:: Exercise objective ::
Give the count of lines in the records below that contain "Desktop", and say nothing more.

-- Available records follows --

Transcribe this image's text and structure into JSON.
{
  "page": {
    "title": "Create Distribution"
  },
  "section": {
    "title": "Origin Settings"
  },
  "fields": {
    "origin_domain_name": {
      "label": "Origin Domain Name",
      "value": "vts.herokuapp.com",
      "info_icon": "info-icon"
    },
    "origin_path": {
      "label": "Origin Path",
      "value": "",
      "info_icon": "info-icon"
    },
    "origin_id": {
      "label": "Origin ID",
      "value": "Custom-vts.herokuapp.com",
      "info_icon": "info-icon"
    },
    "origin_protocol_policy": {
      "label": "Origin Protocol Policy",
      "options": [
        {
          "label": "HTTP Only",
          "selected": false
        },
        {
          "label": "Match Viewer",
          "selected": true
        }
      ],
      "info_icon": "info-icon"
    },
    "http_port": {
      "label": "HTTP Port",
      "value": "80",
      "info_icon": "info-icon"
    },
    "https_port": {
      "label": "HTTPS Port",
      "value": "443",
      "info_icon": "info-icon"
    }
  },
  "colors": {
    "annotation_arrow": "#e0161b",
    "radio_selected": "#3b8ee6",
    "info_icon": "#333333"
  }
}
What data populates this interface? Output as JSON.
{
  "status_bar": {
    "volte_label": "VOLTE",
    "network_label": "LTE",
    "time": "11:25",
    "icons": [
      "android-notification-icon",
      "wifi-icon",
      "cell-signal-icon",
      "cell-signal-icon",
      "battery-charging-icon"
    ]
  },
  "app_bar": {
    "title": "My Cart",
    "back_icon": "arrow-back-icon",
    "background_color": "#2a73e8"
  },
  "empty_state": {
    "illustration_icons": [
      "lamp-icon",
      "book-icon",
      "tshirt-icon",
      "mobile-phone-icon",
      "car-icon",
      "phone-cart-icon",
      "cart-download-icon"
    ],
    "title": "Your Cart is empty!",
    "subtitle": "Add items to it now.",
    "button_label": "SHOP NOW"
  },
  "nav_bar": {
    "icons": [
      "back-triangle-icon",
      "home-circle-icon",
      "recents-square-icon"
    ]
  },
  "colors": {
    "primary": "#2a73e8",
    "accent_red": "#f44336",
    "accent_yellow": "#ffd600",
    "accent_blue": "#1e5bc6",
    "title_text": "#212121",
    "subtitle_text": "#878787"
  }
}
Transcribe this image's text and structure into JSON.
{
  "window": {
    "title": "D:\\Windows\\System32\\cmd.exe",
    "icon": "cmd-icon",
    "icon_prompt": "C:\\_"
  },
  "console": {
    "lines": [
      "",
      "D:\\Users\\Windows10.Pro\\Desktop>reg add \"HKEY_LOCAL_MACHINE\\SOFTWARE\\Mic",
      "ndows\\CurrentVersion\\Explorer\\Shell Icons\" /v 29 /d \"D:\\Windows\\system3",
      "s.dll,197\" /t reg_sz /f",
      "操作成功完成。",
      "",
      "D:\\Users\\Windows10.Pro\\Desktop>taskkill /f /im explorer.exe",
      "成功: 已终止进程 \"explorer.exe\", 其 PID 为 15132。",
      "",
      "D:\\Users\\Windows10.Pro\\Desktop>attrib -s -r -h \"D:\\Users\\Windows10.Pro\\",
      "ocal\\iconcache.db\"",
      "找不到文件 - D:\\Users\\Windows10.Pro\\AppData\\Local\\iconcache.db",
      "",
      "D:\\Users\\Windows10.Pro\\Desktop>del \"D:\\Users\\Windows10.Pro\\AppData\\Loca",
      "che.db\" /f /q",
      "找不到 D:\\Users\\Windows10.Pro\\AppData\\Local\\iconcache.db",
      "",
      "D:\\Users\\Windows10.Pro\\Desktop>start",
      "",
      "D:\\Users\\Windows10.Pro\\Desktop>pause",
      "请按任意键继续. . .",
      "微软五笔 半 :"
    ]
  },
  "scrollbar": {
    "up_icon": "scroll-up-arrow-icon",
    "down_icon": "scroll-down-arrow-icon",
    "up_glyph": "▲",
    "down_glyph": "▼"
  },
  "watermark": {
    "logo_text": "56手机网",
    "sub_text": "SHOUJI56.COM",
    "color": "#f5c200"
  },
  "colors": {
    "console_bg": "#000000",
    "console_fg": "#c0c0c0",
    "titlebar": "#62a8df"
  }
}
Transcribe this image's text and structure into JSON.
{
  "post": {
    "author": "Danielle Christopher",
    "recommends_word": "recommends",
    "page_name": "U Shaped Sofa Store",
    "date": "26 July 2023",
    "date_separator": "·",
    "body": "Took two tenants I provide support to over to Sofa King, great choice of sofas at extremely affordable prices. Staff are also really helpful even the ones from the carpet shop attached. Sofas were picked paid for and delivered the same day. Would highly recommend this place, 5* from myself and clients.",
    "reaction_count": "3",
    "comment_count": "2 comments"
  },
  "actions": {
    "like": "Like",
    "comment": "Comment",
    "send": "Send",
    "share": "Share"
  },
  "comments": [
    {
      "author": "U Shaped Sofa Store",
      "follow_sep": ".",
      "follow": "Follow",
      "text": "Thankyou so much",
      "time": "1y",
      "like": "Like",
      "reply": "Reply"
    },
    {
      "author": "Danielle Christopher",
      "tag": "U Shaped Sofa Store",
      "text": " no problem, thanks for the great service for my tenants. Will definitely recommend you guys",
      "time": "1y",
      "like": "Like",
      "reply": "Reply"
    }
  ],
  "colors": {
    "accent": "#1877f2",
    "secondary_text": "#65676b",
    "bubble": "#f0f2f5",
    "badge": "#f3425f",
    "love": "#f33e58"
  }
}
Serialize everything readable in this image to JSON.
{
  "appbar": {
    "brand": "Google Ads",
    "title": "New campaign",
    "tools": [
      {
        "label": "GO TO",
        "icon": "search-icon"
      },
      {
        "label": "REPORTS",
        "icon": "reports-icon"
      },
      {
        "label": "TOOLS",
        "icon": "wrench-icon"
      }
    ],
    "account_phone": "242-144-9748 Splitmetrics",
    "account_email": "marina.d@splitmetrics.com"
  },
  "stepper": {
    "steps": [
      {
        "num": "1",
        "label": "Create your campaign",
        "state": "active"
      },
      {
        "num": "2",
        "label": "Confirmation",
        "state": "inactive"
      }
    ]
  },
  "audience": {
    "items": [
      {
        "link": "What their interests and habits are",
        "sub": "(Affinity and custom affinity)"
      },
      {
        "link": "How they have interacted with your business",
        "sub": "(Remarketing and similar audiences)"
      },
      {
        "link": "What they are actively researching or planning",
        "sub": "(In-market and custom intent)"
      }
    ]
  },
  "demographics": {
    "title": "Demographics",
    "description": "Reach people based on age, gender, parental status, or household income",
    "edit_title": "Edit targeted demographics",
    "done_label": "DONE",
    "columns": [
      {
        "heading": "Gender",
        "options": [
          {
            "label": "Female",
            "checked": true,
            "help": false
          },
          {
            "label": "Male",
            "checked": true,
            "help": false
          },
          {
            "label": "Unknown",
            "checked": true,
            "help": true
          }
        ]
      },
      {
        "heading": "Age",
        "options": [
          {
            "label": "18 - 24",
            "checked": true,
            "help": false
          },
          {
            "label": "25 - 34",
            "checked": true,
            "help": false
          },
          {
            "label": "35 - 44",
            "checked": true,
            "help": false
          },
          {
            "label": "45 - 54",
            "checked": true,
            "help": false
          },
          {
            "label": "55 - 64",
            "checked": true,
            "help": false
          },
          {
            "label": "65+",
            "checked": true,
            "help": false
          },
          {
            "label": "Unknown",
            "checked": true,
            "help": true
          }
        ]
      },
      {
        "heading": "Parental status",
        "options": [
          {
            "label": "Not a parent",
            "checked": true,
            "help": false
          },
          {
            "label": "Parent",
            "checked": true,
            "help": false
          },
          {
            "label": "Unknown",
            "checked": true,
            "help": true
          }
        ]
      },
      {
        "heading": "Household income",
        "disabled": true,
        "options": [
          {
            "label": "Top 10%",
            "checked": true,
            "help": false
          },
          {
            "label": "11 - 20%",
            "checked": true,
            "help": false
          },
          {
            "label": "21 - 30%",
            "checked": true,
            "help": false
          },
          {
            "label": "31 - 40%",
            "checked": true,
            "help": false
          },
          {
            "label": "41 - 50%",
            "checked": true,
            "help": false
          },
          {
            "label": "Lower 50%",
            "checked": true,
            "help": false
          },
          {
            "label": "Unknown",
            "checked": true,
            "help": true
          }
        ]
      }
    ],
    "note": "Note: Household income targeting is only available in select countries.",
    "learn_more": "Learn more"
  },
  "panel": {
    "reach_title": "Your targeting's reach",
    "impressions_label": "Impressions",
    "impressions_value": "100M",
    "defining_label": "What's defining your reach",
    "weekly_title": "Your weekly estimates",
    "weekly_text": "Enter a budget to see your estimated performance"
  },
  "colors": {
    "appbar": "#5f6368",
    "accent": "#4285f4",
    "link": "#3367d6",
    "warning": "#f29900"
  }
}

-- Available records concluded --

:: Problem solution ::
6